ASSIGNMENT:
Every record below must be set down again exactly as given.

SOURCE DATA:
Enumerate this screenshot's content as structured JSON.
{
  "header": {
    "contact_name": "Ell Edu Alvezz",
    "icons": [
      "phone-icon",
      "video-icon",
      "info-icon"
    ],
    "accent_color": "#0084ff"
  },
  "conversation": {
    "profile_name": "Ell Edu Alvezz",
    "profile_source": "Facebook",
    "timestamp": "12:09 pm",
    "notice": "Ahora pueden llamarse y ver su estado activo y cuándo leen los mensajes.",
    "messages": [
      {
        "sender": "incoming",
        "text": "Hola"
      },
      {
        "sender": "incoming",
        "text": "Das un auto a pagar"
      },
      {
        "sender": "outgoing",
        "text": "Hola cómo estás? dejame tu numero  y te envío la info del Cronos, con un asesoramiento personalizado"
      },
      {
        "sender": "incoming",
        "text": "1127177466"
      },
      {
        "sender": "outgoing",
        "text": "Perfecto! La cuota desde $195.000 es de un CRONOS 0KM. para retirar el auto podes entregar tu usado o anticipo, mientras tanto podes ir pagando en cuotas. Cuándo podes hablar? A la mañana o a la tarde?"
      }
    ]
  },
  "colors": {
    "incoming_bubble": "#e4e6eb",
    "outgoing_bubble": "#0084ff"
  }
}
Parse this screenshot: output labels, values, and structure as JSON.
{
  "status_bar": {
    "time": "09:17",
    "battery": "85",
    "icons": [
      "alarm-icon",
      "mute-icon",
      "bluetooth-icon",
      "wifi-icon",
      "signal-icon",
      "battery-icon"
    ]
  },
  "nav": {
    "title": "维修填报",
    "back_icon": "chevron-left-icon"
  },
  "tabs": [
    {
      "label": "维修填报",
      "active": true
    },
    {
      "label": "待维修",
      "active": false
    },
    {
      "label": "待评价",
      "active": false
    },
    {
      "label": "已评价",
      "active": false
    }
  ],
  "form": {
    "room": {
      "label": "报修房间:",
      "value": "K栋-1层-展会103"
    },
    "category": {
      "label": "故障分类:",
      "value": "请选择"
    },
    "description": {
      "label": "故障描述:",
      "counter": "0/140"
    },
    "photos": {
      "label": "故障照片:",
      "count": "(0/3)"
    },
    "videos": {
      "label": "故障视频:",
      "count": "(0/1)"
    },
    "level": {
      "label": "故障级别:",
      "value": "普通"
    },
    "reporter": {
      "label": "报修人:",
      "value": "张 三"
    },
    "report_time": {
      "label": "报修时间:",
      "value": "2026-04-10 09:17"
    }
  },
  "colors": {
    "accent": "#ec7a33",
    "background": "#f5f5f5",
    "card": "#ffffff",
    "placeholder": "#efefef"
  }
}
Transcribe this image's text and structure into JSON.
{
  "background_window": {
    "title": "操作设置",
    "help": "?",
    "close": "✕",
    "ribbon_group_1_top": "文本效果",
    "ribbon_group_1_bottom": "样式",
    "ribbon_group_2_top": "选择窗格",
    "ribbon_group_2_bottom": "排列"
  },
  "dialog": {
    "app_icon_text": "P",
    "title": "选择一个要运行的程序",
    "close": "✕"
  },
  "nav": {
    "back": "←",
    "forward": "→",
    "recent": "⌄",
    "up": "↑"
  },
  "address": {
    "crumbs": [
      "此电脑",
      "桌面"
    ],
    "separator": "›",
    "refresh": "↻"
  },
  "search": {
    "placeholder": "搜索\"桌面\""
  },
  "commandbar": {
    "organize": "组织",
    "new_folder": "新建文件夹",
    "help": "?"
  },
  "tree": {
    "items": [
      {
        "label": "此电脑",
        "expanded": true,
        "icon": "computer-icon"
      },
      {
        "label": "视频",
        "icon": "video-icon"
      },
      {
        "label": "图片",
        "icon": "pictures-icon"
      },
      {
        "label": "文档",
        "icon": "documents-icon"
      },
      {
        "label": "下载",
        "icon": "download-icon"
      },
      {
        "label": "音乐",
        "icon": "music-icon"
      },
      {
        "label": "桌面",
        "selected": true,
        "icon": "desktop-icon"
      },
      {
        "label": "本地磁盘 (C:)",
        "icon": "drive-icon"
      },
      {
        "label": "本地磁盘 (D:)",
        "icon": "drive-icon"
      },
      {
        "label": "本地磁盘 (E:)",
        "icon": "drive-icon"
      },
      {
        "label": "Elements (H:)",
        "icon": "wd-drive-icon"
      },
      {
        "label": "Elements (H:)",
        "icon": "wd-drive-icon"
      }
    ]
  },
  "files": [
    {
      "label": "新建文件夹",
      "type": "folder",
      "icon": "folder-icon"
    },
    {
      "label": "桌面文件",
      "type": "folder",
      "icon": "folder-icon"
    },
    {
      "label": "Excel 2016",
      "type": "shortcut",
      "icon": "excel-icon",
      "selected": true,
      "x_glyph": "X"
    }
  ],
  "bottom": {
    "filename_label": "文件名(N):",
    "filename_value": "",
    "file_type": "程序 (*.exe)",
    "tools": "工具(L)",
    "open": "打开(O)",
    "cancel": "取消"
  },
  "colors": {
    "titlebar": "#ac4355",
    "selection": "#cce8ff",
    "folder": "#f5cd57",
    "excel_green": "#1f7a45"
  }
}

RESPONSE TO THE TASK:
Enumerate this screenshot's content as structured JSON.
{
  "header": {
    "contact_name": "Ell Edu Alvezz",
    "icons": [
      "phone-icon",
      "video-icon",
      "info-icon"
    ],
    "accent_color": "#0084ff"
  },
  "conversation": {
    "profile_name": "Ell Edu Alvezz",
    "profile_source": "Facebook",
    "timestamp": "12:09 pm",
    "notice": "Ahora pueden llamarse y ver su estado activo y cuándo leen los mensajes.",
    "messages": [
      {
        "sender": "incoming",
        "text": "Hola"
      },
      {
        "sender": "incoming",
        "text": "Das un auto a pagar"
      },
      {
        "sender": "outgoing",
        "text": "Hola cómo estás? dejame tu numero  y te envío la info del Cronos, con un asesoramiento personalizado"
      },
      {
        "sender": "incoming",
        "text": "1127177466"
      },
      {
        "sender": "outgoing",
        "text": "Perfecto! La cuota desde $195.000 es de un CRONOS 0KM. para retirar el auto podes entregar tu usado o anticipo, mientras tanto podes ir pagando en cuotas. Cuándo podes hablar? A la mañana o a la tarde?"
      }
    ]
  },
  "colors": {
    "incoming_bubble": "#e4e6eb",
    "outgoing_bubble": "#0084ff"
  }
}
Parse this screenshot: output labels, values, and structure as JSON.
{
  "status_bar": {
    "time": "09:17",
    "battery": "85",
    "icons": [
      "alarm-icon",
      "mute-icon",
      "bluetooth-icon",
      "wifi-icon",
      "signal-icon",
      "battery-icon"
    ]
  },
  "nav": {
    "title": "维修填报",
    "back_icon": "chevron-left-icon"
  },
  "tabs": [
    {
      "label": "维修填报",
      "active": true
    },
    {
      "label": "待维修",
      "active": false
    },
    {
      "label": "待评价",
      "active": false
    },
    {
      "label": "已评价",
      "active": false
    }
  ],
  "form": {
    "room": {
      "label": "报修房间:",
      "value": "K栋-1层-展会103"
    },
    "category": {
      "label": "故障分类:",
      "value": "请选择"
    },
    "description": {
      "label": "故障描述:",
      "counter": "0/140"
    },
    "photos": {
      "label": "故障照片:",
      "count": "(0/3)"
    },
    "videos": {
      "label": "故障视频:",
      "count": "(0/1)"
    },
    "level": {
      "label": "故障级别:",
      "value": "普通"
    },
    "reporter": {
      "label": "报修人:",
      "value": "张 三"
    },
    "report_time": {
      "label": "报修时间:",
      "value": "2026-04-10 09:17"
    }
  },
  "colors": {
    "accent": "#ec7a33",
    "background": "#f5f5f5",
    "card": "#ffffff",
    "placeholder": "#efefef"
  }
}
Transcribe this image's text and structure into JSON.
{
  "background_window": {
    "title": "操作设置",
    "help": "?",
    "close": "✕",
    "ribbon_group_1_top": "文本效果",
    "ribbon_group_1_bottom": "样式",
    "ribbon_group_2_top": "选择窗格",
    "ribbon_group_2_bottom": "排列"
  },
  "dialog": {
    "app_icon_text": "P",
    "title": "选择一个要运行的程序",
    "close": "✕"
  },
  "nav": {
    "back": "←",
    "forward": "→",
    "recent": "⌄",
    "up": "↑"
  },
  "address": {
    "crumbs": [
      "此电脑",
      "桌面"
    ],
    "separator": "›",
    "refresh": "↻"
  },
  "search": {
    "placeholder": "搜索\"桌面\""
  },
  "commandbar": {
    "organize": "组织",
    "new_folder": "新建文件夹",
    "help": "?"
  },
  "tree": {
    "items": [
      {
        "label": "此电脑",
        "expanded": true,
        "icon": "computer-icon"
      },
      {
        "label": "视频",
        "icon": "video-icon"
      },
      {
        "label": "图片",
        "icon": "pictures-icon"
      },
      {
        "label": "文档",
        "icon": "documents-icon"
      },
      {
        "label": "下载",
        "icon": "download-icon"
      },
      {
        "label": "音乐",
        "icon": "music-icon"
      },
      {
        "label": "桌面",
        "selected": true,
        "icon": "desktop-icon"
      },
      {
        "label": "本地磁盘 (C:)",
        "icon": "drive-icon"
      },
      {
        "label": "本地磁盘 (D:)",
        "icon": "drive-icon"
      },
      {
        "label": "本地磁盘 (E:)",
        "icon": "drive-icon"
      },
      {
        "label": "Elements (H:)",
        "icon": "wd-drive-icon"
      },
      {
        "label": "Elements (H:)",
        "icon": "wd-drive-icon"
      }
    ]
  },
  "files": [
    {
      "label": "新建文件夹",
      "type": "folder",
      "icon": "folder-icon"
    },
    {
      "label": "桌面文件",
      "type": "folder",
      "icon": "folder-icon"
    },
    {
      "label": "Excel 2016",
      "type": "shortcut",
      "icon": "excel-icon",
      "selected": true,
      "x_glyph": "X"
    }
  ],
  "bottom": {
    "filename_label": "文件名(N):",
    "filename_value": "",
    "file_type": "程序 (*.exe)",
    "tools": "工具(L)",
    "open": "打开(O)",
    "cancel": "取消"
  },
  "colors": {
    "titlebar": "#ac4355",
    "selection": "#cce8ff",
    "folder": "#f5cd57",
    "excel_green": "#1f7a45"
  }
}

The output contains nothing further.